During the first year of production, the mine shipped 42 tons of super-high-grade ore grading 1,280 oz/ton Ag. Ore shipments from July 1919 until heavy winter snowfalls closed the railway totalled 6,709 tons averaging 63 oz/ton Ag. In 1920, production averaged 150 tons per day for a total of 28,037 tons grading about 30 oz/ton Ag. At this time, preliminary plans were on the drawing board to construct a concentrator for the Dolly Varden and Wolf mines, primarily to process lower-grade ore. With the persistently low silver price in 1921, only broken ore was salvaged and shipped to the smelter, totalling 1,874 tons grading 24.3 oz/ton Ag. Then the mine closed.
The financial issues that had previously plagued Taylor Engineering returned, and this time Taylor lost control of the property. The company was reorganized in the fall of 1922 under George Wingfield, and the property was promptly transferred to Goldfields Consolidated Mines Company, though the mine was not put back into operation. Neither was the railway, and although the tracks were available for hand-cars and speeders, the other mine operators in the camp were unable to ship large tonnages to Alice Arm. The Dolly Varden mine remained closed until 1935, when a small shipment of high-grade ore totalling 234 tons grading 271 oz/ton Ag was transported to Alice Arm by speeder and flatcar.
Over the years, a number of mining companies have evaluated the possibilities of reviving the Dolly Varden, Wolf and North Star properties, but this once-vibrant and promising mining venture has never reopened. In a nutshell, the demise of the Dolly Varden mine began with reckless spending on equipment by Taylor and construction cost over-runs, and was compounded by a labour strike and falling silver prices, resulting in bankruptcy. Huge exploration expenditures were incurred on the Wolf and North Star properties, but only a small tonnage of ore was ever mined from them.

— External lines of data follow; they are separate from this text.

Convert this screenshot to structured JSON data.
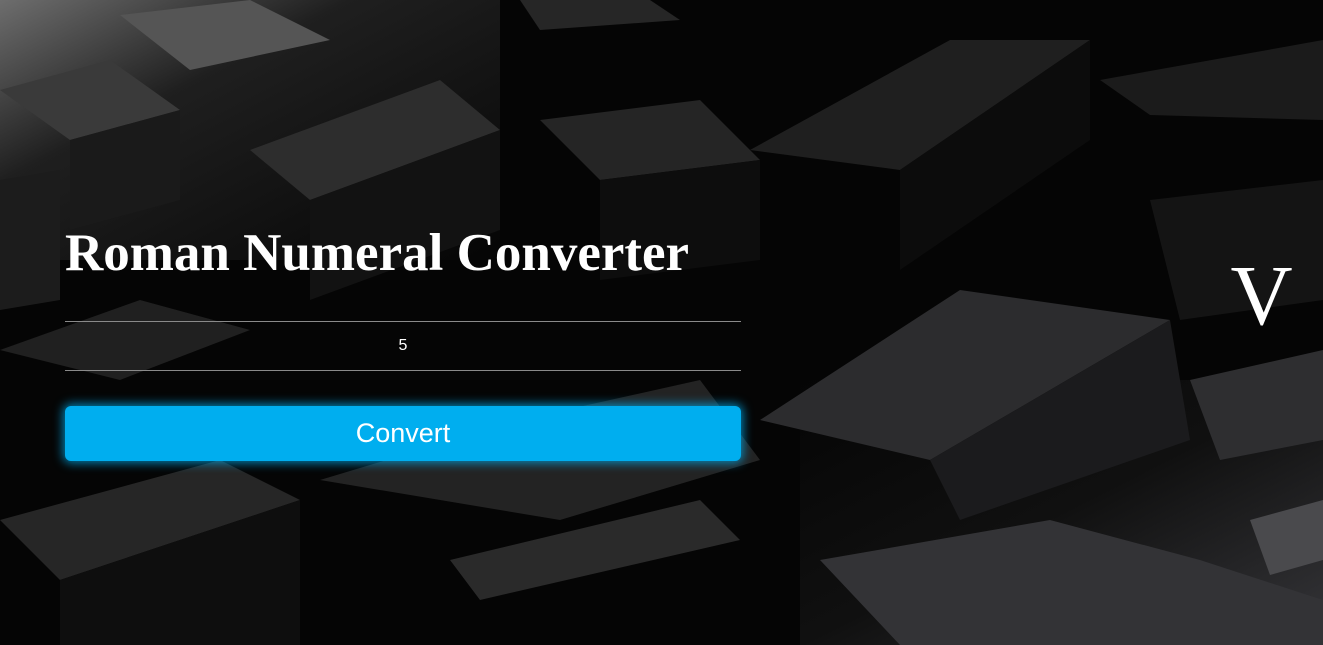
{
  "app": {
    "title": "Roman Numeral Converter"
  },
  "form": {
    "number_value": "5",
    "convert_label": "Convert"
  },
  "result": {
    "roman_numeral": "V"
  },
  "colors": {
    "accent": "#00aeef",
    "text": "#ffffff",
    "background": "#000000"
  }
}
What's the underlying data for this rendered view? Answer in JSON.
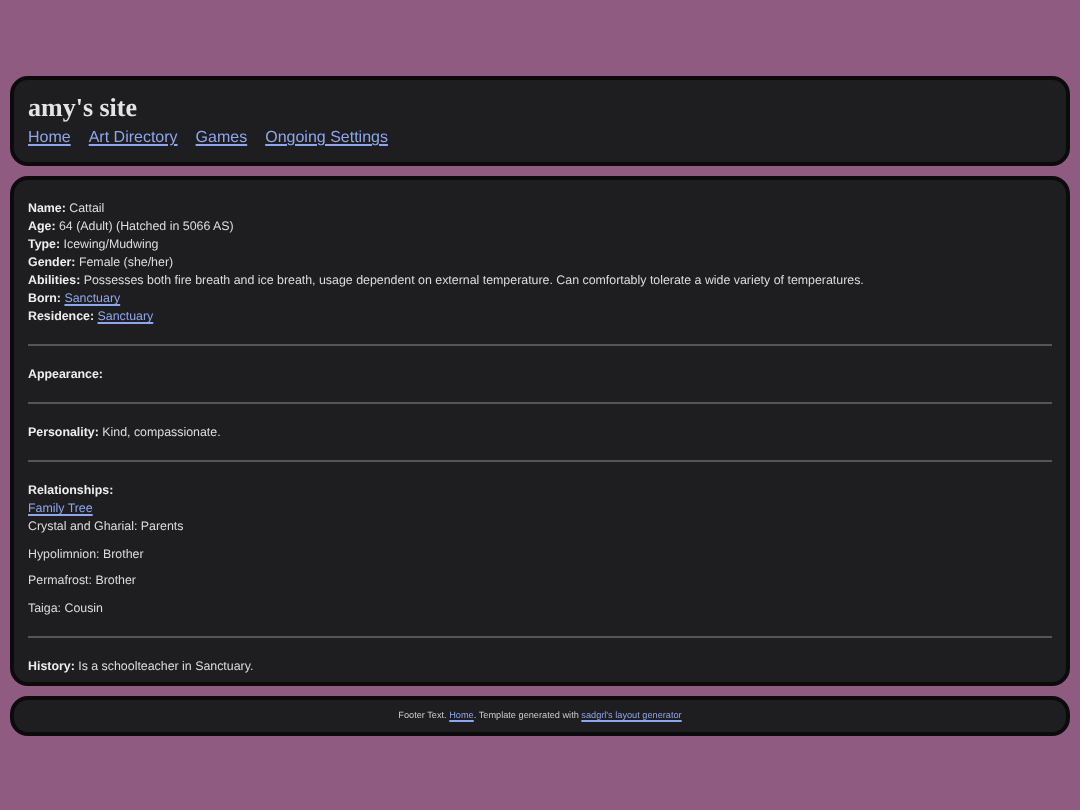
{
  "header": {
    "title": "amy's site",
    "nav": [
      {
        "label": "Home"
      },
      {
        "label": "Art Directory"
      },
      {
        "label": "Games"
      },
      {
        "label": "Ongoing Settings"
      }
    ]
  },
  "sections": [
    {
      "items": [
        {
          "kind": "field",
          "label": "Name:",
          "text": "Cattail"
        },
        {
          "kind": "field",
          "label": "Age:",
          "text": "64 (Adult) (Hatched in 5066 AS)"
        },
        {
          "kind": "field",
          "label": "Type:",
          "text": "Icewing/Mudwing"
        },
        {
          "kind": "field",
          "label": "Gender:",
          "text": "Female (she/her)"
        },
        {
          "kind": "field",
          "label": "Abilities:",
          "text": "Possesses both fire breath and ice breath, usage dependent on external temperature. Can comfortably tolerate a wide variety of temperatures."
        },
        {
          "kind": "link-field",
          "label": "Born:",
          "text": "Sanctuary"
        },
        {
          "kind": "link-field",
          "label": "Residence:",
          "text": "Sanctuary"
        }
      ]
    },
    {
      "items": [
        {
          "kind": "field",
          "label": "Appearance:"
        }
      ]
    },
    {
      "items": [
        {
          "kind": "field",
          "label": "Personality:",
          "text": "Kind, compassionate."
        }
      ]
    },
    {
      "items": [
        {
          "kind": "field",
          "label": "Relationships:"
        },
        {
          "kind": "link",
          "text": "Family Tree"
        },
        {
          "kind": "line",
          "text": "Crystal and Gharial: Parents"
        },
        {
          "kind": "para",
          "text": "Hypolimnion: Brother"
        },
        {
          "kind": "para",
          "text": "Permafrost: Brother"
        },
        {
          "kind": "para",
          "text": "Taiga: Cousin"
        }
      ]
    },
    {
      "items": [
        {
          "kind": "field",
          "label": "History:",
          "text": "Is a schoolteacher in Sanctuary."
        }
      ]
    }
  ],
  "footer": {
    "text": "Footer Text.",
    "link": "Home",
    "text_2": ". Template generated with",
    "credit_link": "sadgrl's layout generator"
  }
}
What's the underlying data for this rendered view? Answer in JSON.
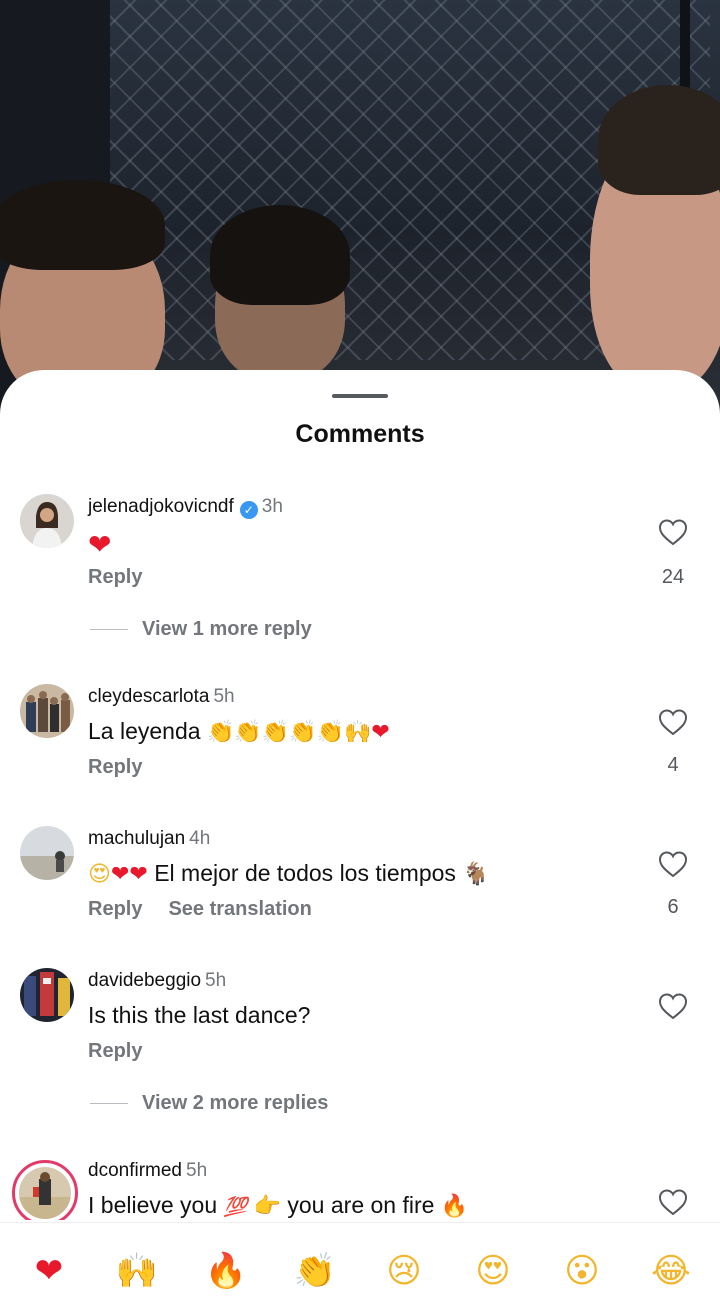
{
  "sheet": {
    "title": "Comments"
  },
  "comments": [
    {
      "username": "jelenadjokovicndf",
      "verified": true,
      "time": "3h",
      "text": "",
      "emojis": [
        "❤"
      ],
      "reply_label": "Reply",
      "extra_action": "",
      "likes": "24",
      "view_more": "View 1 more reply"
    },
    {
      "username": "cleydescarlota",
      "verified": false,
      "time": "5h",
      "text": "La leyenda",
      "emojis": [
        "👏",
        "👏",
        "👏",
        "👏",
        "👏",
        "🙌",
        "❤"
      ],
      "reply_label": "Reply",
      "extra_action": "",
      "likes": "4",
      "view_more": ""
    },
    {
      "username": "machulujan",
      "verified": false,
      "time": "4h",
      "text": "El mejor de todos los tiempos",
      "emojis_before": [
        "😍",
        "❤",
        "❤"
      ],
      "emojis_after": [
        "🐐"
      ],
      "reply_label": "Reply",
      "extra_action": "See translation",
      "likes": "6",
      "view_more": ""
    },
    {
      "username": "davidebeggio",
      "verified": false,
      "time": "5h",
      "text": "Is this the last dance?",
      "reply_label": "Reply",
      "extra_action": "",
      "likes": "",
      "view_more": "View 2 more replies"
    },
    {
      "username": "dconfirmed",
      "verified": false,
      "time": "5h",
      "text_part1": "I believe you",
      "emoji_mid": [
        "💯",
        "👉"
      ],
      "text_part2": "you are on fire",
      "emoji_end": [
        "🔥"
      ],
      "likes": ""
    }
  ],
  "reaction_bar": [
    "❤",
    "🙌",
    "🔥",
    "👏",
    "😢",
    "😍",
    "😮",
    "😂"
  ],
  "icons": {
    "like": "heart-outline-icon",
    "verified": "verified-badge-icon"
  },
  "colors": {
    "accent_red": "#e8192c",
    "muted_text": "#73767b",
    "verified_blue": "#3897f0"
  }
}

Thanks to Nick Carter and Tom Schroeter for providing information and old photographs of this historic mining camp.